Playing multiple sports creates better, healthier kids, says physical therapist

  • Wednesday, March 14, 2018 4:03pm
  • Sports

Special to the Reporter

In an era of specialization in sports involving athletes of all ages, physical therapist and DPT, Anna Friedman, joins most medical experts in agreeing that young athletes generally remain mentally and physically healthier, achieve greater success, and learn to enjoy a lifetime of physical fitness when they opt to play multiple sports.

Friedman adds that, in contrast, allowing youths to specialize in a sport year-round can lead to burnout, a greater risk of experiencing overuse injuries, and less long-term success.

“Encouraging our kids to specialize in a single sport throughout the year isn’t putting them on the right path toward success without risking injury and burnout,” said Friedman, physical therapist of RET Physical Therapy Group, which has 26 locations in the greater Seattle area, including Bellevue, Bothell, Issaquah, Kirkland, Mercer Island and Redmond. “While this path has worked out for some, these stories are very rare and overlook the fact that the risks of specialization far outweigh the rewards, especially when it comes to youth athletes.”

It’s been estimated that up to 60 million U.S. youths ages 6 to 18 years participate in some form of athletics. More than 5 million of these athletes experience an injury each year. According to the American Academy of Pediatrics, at least 50 percent of athletic injuries are related to overuse, the types of injuries for which one-sport athletes are particularly prone.

“An overuse injury happens when a bone, muscle or tendon has been put through repetitive stress without being given a sufficient amount of time to heal or repair, leading to microtraumatic damage,” said Friedman. “Think sore pitching arms or pain in a swimmer’s shoulder that doesn’t go away, possibly keeping the athlete from competing.”

The same repetitive motions year-round can, in other words, lead to such overuse injuries as strains, sprains, stress fractures, and even tears in muscles, tendons and ligaments. Playing multiple sports, in contrast, allows young athletes to challenge their bodies in different ways, developing new sets of physical traits and skills and that offer more universal performance benefits.

To help young athletes reduce the risk of developing overuse injuries and overall burnout, Friedman offers the following advice to parents and coaches:

Encourage diversity: Especially at an early age, encourage kids to try out and play different sports throughout the year. Some of the most successful athletes (up to 97 percent of the pros) believe being a multisport athlete was beneficial to their long-term success.

Seek rest: Young athletes should take at least one to two days off from practice and/or structured sports participation each week.
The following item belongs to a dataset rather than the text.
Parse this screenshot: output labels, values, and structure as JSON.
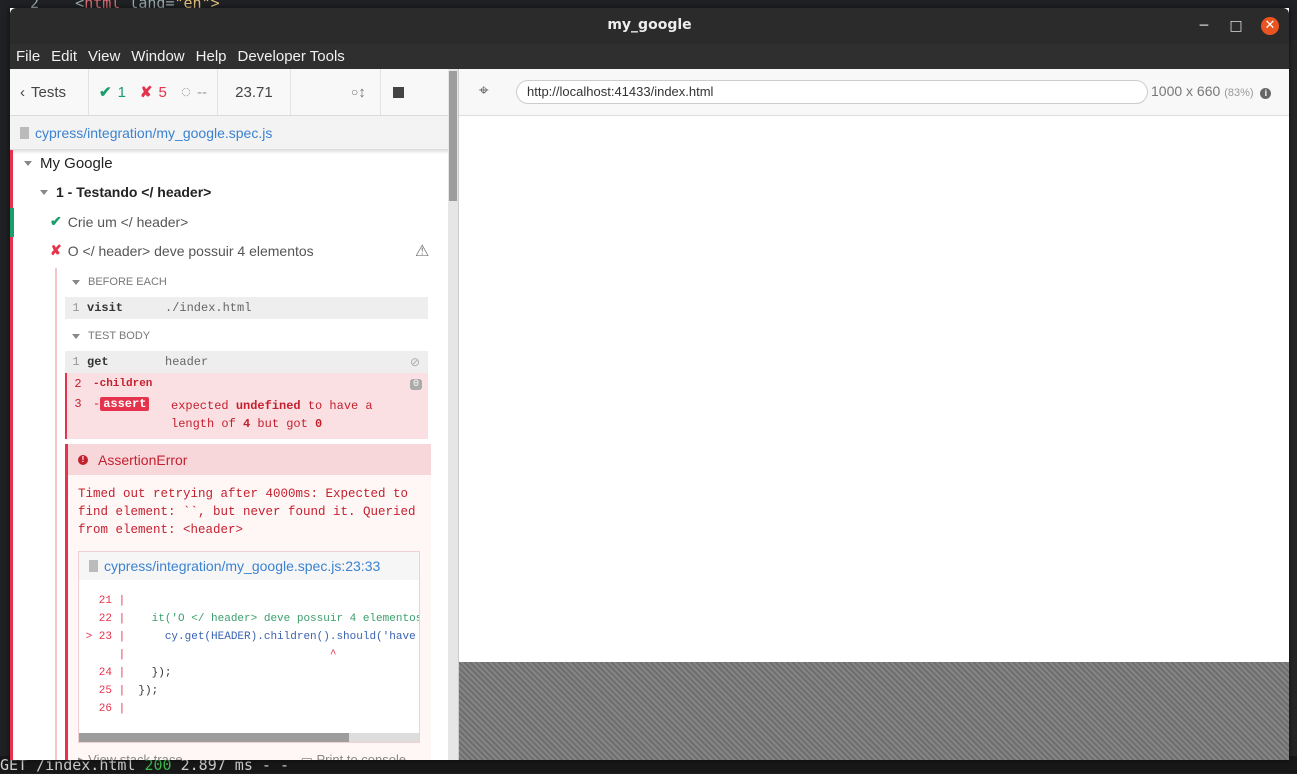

Some experts suggest limiting weekly practice to the age (in hours) of the athlete. Long-term, athletes should take two to three months off a particular sport each year to help refresh the body and the mind.

Specialize later: Wait until at least high school age – better yet, around the ages of 16 or 17 – before considering specializing in any individual sport. At this point, the body is more prepared for such rigors.

Watch for signs: If a young athlete complains of nonspecific problems with muscles and/or joints, physical fatigue, or grows concerned about poor performance, visit a health professional such as a physical therapist, who can fully evaluate the issue and offer treatment (if needed) for any potential injuries or deficiencies.

More in Sports

Swimming strong, having fun

Redmond High senior trio leads the way.

At long last, Edgar Martinez’s waiting game is over. Photo by clare_and_ben/Flickr
Edgar Martinez finally makes the Hall of Fame

In his last year on the ballot, the Mariner legend and greatest designated hitter of all time gets the Cooperstown call.

Redmond boys possess solid team chemistry

Mustangs are rolling on the hardwood.

Overlake girls playing for each other, scoring success

Owls lead the 1A Emerald City League.

U.S. Club Soccer’s National Cup Northwest Regional kicking into Redmond

U.S. Club Soccer’s 2019 National Cup XVIII Northwest Regional will be held… Continue reading

Medeiros earns USA TODAY honor

USA TODAY High School Sports named Redmond resident and Eastside Catholic senior… Continue reading

2018: The year in sports for the Redmond area

Athletic success is a staple of the local community.

Lui takes charge on the wrestling mat

Redmond junior won league title last season.

Redmond defeats Woodinville in hoops action

Redmond’s Aidan Rolfs (middle) scored 17 points to lead the Mustangs to… Continue reading

Redmond athletes are ready for college rowing scene

Epp, Kirchoff compete for Sammamish Rowing Association.

Redmond seniors give thanks at football banquet

Redmond High’s football team recently held its banquet to end the season… Continue reading